Congress so far has rejected the Obama administration’s attempts to rein in the costs of the military’s health care program.
The White House this week urged the Senate to support its effort to increase the amount military retirees pay for their health insurance.
The current version of the fiscal 2014 Senate Defense authorization bill does not include President Obama’s proposals to impose higher fees and create new enrollment fees for some plans in TRICARE, the military’s massive health insurance program.
The White House believes its initiatives would “control the growth of health care costs” at the Defense Department “while keeping retired beneficiaries’ share of these costs well below the levels experienced when the TRICARE program was implemented in the mid-1990s,” said an administration statement on the fiscal 2014 Defense authorization bill (S. 1197). The administration estimated that its TRICARE proposals would save between $902 million and $9.3 billion through fiscal 2018.
The $53 billion military health care program now consumes 10 percent of the Pentagon’s nonwar budget.
President Obama proposed military health care reforms in his fiscal 2014 budget, including higher fees and new enrollment fees for some TRICARE plans phased in over time. For example, the administration wants to increase TRICARE Prime enrollments fees, increase TRICARE Standard/Extra deductibles, and implement an enrollment fee for new TRICARE for Life beneficiaries. None of the proposals would affect active duty members.

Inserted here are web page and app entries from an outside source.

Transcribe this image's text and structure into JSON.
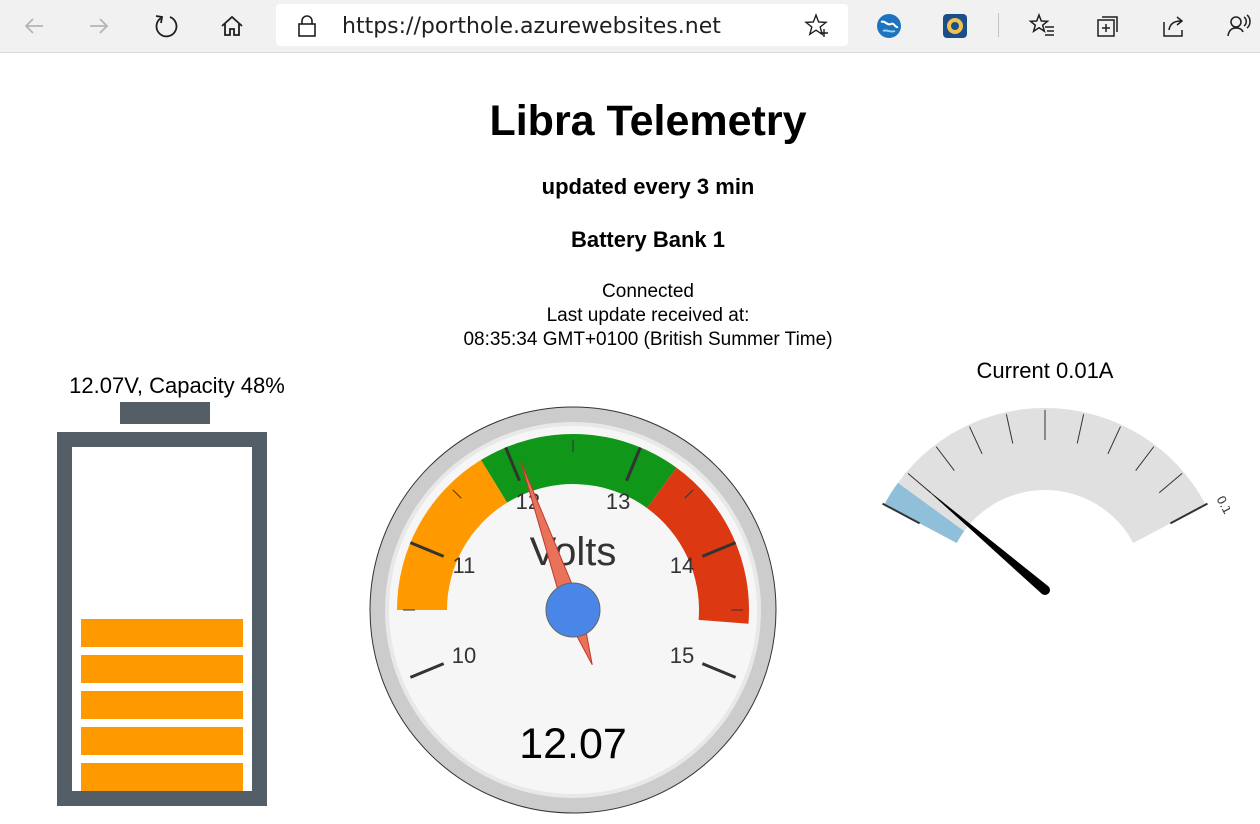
{
  "browser": {
    "url": "https://porthole.azurewebsites.net",
    "icons": [
      "back-arrow-icon",
      "forward-arrow-icon",
      "refresh-icon",
      "home-icon",
      "lock-icon",
      "add-favorite-star-icon",
      "extension-globe-icon",
      "extension-badge-icon",
      "favorites-icon",
      "collections-icon",
      "share-icon",
      "read-aloud-icon"
    ]
  },
  "page": {
    "title": "Libra Telemetry",
    "subtitle": "updated every 3 min",
    "bank": "Battery Bank 1",
    "status": {
      "connection": "Connected",
      "last_update_label": "Last update received at:",
      "last_update_time": "08:35:34 GMT+0100 (British Summer Time)"
    }
  },
  "battery": {
    "label": "12.07V, Capacity 48%",
    "capacity_percent": 48,
    "filled_segments": 5,
    "total_segments": 10,
    "colors": {
      "frame": "#545e67",
      "fill": "#ff9900"
    }
  },
  "voltage_gauge": {
    "label": "Volts",
    "value": 12.07,
    "value_text": "12.07",
    "min": 9.5,
    "max": 15.5,
    "major_ticks": [
      "10",
      "11",
      "12",
      "13",
      "14",
      "15"
    ],
    "bands": [
      {
        "from": 10.5,
        "to": 11.8,
        "color": "#ff9900"
      },
      {
        "from": 11.8,
        "to": 13.3,
        "color": "#109618"
      },
      {
        "from": 13.3,
        "to": 14.6,
        "color": "#dc3912"
      }
    ],
    "needle_color": "#e8735a",
    "hub_color": "#4a86e8"
  },
  "current_gauge": {
    "label": "Current 0.01A",
    "value": 0.01,
    "min": 0,
    "max": 0.1,
    "max_tick_label": "0.1",
    "band_color": "#8fbfd9",
    "track_color": "#e0e0e0"
  }
}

TRICARE premiums for beneficiaries have not kept up with inflation and the overall increase in health care costs during the past two decades. Congress agreed to raise TRICARE Prime annual enrollment fees for retirees in 2011 -- the first time the fees have gone up since 1995. Right now, TRICARE Prime retirees pay $273.84 annually for individual coverage and $547.68 per year for family coverage through Sept. 30, 2014. Under Obama’s plan, for example, family coverage for that group would rise to a minimum of $558 annually to a maximum of $900 in fiscal 2015, depending on a beneficiary’s income level.
Congress has resisted the Obama administration’s TRICARE proposals so far, opting instead for more modest increases in TRICARE enrollment fees and prescription drug co-payments. The House fiscal 2014 defense authorization bill, which the chamber passed in June, rejected most of the administration’s proposed increases to TRICARE fees for retirees and other changes to the military’s health care system. “The committee has already put TRICARE on a sustainable path through reforms in several recent NDAAs,” stated a summary of the bill.
The Senate fiscal 2014 Defense authorization bill, which the chamber is debating this week and attempting to finish up before the Thanksgiving recess, also includes a 1 percent pay raise for military personnel in 2014, reflecting the president’s recommendation. But the House approved a 1.8 percent pay hike for military service members next year, which sets the stage for a pay debate. If the Senate sticks with the 1 percent pay raise, then lawmakers will have to reach consensus during conference committee on the final amount to give service members. Current law mandates a 1.8 percent boost for service members for 2014; the formula for determining service members’ annual pay increase is based on the Bureau of Labor Statistics' Employment Cost Index and the growth in private-sector wages.
The House and Senate are only in session at the same time in December for one week. The Senate returns from Thanksgiving recess on Dec. 9, and the House plans to adjourn on Dec. 13.